I have a vintage Rolleiflex camera which I want to restore and repair: Xenotar, 2.8, 80mm. The coating on the lens seems to be worn. Will this create poor images?
The purpose of lens coating is to increase the light transmission of a lens. About 3% to 5% light is lost on a lens element due to reflection off the glass (polished surface). To mitigate a super thin layer of minerals is applied. This works by interference, the coat is ¼ wavelength of the color to be controlled. With a coat, the light loss is about 1% per surface. In an uncoated system, the light loss accumulative per surface and will be as high as 50%. Don’t get me wrong, light loss is not what you want but the front element losing is coating is not the real issue. The rest of the story is; the internal lens surfaces reflect light and this likely hits and re-reflects from adjacent surfaces. Each re-reflection adds to the extent of the tray light that will intermingle with the image forming rays. This stray light bathes the sensor (of film) during the exposure. The net result is increased flare. Flare light in an optical system is unavoidable but is mediated by coating the internal lens surfaces. Flare can be devastating as it robs our images of contrast.
Not likely that a loss of the coating on the front of your Rolle will make any significant different and the internal elements have not been scrubbed of buffed – so you are OK.
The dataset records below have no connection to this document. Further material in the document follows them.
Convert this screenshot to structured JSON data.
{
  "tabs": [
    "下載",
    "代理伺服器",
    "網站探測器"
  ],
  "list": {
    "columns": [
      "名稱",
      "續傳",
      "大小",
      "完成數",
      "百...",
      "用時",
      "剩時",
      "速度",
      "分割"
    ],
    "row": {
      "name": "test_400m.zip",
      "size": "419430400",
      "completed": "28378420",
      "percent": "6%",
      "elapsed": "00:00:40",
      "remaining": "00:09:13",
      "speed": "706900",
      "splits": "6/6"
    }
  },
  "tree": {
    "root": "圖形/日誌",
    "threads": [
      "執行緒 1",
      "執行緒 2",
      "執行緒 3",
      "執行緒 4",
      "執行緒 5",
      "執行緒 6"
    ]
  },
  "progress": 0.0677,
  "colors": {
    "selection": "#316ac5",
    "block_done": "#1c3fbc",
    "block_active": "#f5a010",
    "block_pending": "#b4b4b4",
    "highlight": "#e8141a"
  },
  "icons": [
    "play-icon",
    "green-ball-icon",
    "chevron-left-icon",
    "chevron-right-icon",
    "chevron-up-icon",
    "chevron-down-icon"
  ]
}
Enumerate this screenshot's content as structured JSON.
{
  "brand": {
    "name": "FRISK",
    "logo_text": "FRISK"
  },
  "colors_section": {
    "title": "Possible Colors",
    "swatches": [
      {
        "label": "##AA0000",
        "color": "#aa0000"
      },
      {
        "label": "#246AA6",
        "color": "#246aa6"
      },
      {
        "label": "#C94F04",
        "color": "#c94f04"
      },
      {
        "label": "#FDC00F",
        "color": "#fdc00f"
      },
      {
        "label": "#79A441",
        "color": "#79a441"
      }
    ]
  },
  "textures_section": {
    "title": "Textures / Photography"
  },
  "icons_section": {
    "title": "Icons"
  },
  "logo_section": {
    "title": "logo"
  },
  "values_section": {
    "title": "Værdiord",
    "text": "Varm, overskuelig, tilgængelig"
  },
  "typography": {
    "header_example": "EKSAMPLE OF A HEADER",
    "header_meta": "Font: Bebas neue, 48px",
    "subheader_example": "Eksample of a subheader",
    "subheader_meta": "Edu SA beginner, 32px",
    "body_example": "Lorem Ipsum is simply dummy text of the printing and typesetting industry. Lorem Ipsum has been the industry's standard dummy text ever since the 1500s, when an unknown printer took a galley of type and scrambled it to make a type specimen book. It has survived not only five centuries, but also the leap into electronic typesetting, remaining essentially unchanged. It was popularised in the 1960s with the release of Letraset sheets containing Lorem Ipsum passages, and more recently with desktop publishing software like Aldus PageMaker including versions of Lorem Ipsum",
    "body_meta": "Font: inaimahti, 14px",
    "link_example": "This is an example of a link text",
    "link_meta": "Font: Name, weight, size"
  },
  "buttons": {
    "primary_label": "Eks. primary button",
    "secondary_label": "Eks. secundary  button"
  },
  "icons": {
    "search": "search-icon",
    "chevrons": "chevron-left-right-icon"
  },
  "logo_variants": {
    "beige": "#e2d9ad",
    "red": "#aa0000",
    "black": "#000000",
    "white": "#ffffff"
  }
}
Factorial: The English optician Harold Taylor, in 1892 observed that old lenses transmitted 4 to 6% more light than new ones. He figured out why. Seems old lenses were blemished with soot. This was during the industrial revolution and the air was laden with smoke and soot from the coal fires that powered the steam engines and gave warmth. This coating of atmospheric pollution settled on lenses on the shelf and etched them. He discovered that this thin transparent coat somehow reduced surface reflections allowing more light to transverse the lens.
Taylor experimented and found a way to artificially bloom (age) lenses. This truly was an important discovery because new lenses suffer a 4 to 6% loss in light due to light being reflected from their polished (mirror like) surfaces. Now lenses used in cameras and telescopes are complex systems with many lens elements sandwiched together. Thus multi-lens element systems can suffer a loss of 40 – 50%.
This discovery and remedy is important as modern lenses often use many elements and groups. Losing 4 to 6% at each junction translates to quite a high loss. Most loss is from internal junctions (glass to air and glass to glass) within the barrel. Each internal reflection caused light rays to go astray and many misdirected rays bathed the film/chip with light scatter called flare. Flare is devastating; it degrades the image by reducing contrast. Gross reflections cause glare spots.
Many coating methods are used. One method is to place the lens to be coated in a vacuum chamber. The air is evacuated and the mineral that will be the coat is heated causing it to vaporize. This vapor condenses on the glass lens and coats and etches. It is the thickness of the coat plus the material that does the trick. Each coat is optimized for just one color of light. A modern lens has multiple coats applied. Each coat is different in thickness. A high quality lens can have as many as 7 thru 11 coats.
A tip of the hat to Harold Taylor.